Exercise data below:

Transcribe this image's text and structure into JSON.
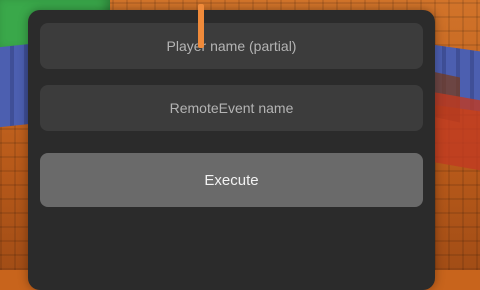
{
  "form": {
    "player_name_placeholder": "Player name (partial)",
    "remote_event_placeholder": "RemoteEvent name",
    "execute_label": "Execute"
  },
  "colors": {
    "panel": "#2b2b2b",
    "field": "#3c3c3c",
    "button": "#6a6a6a",
    "caret": "#f08a3a"
  }
}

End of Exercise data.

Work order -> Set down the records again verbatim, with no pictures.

Problem solution ->
Transcribe this image's text and structure into JSON.
{
  "form": {
    "player_name_placeholder": "Player name (partial)",
    "remote_event_placeholder": "RemoteEvent name",
    "execute_label": "Execute"
  },
  "colors": {
    "panel": "#2b2b2b",
    "field": "#3c3c3c",
    "button": "#6a6a6a",
    "caret": "#f08a3a"
  }
}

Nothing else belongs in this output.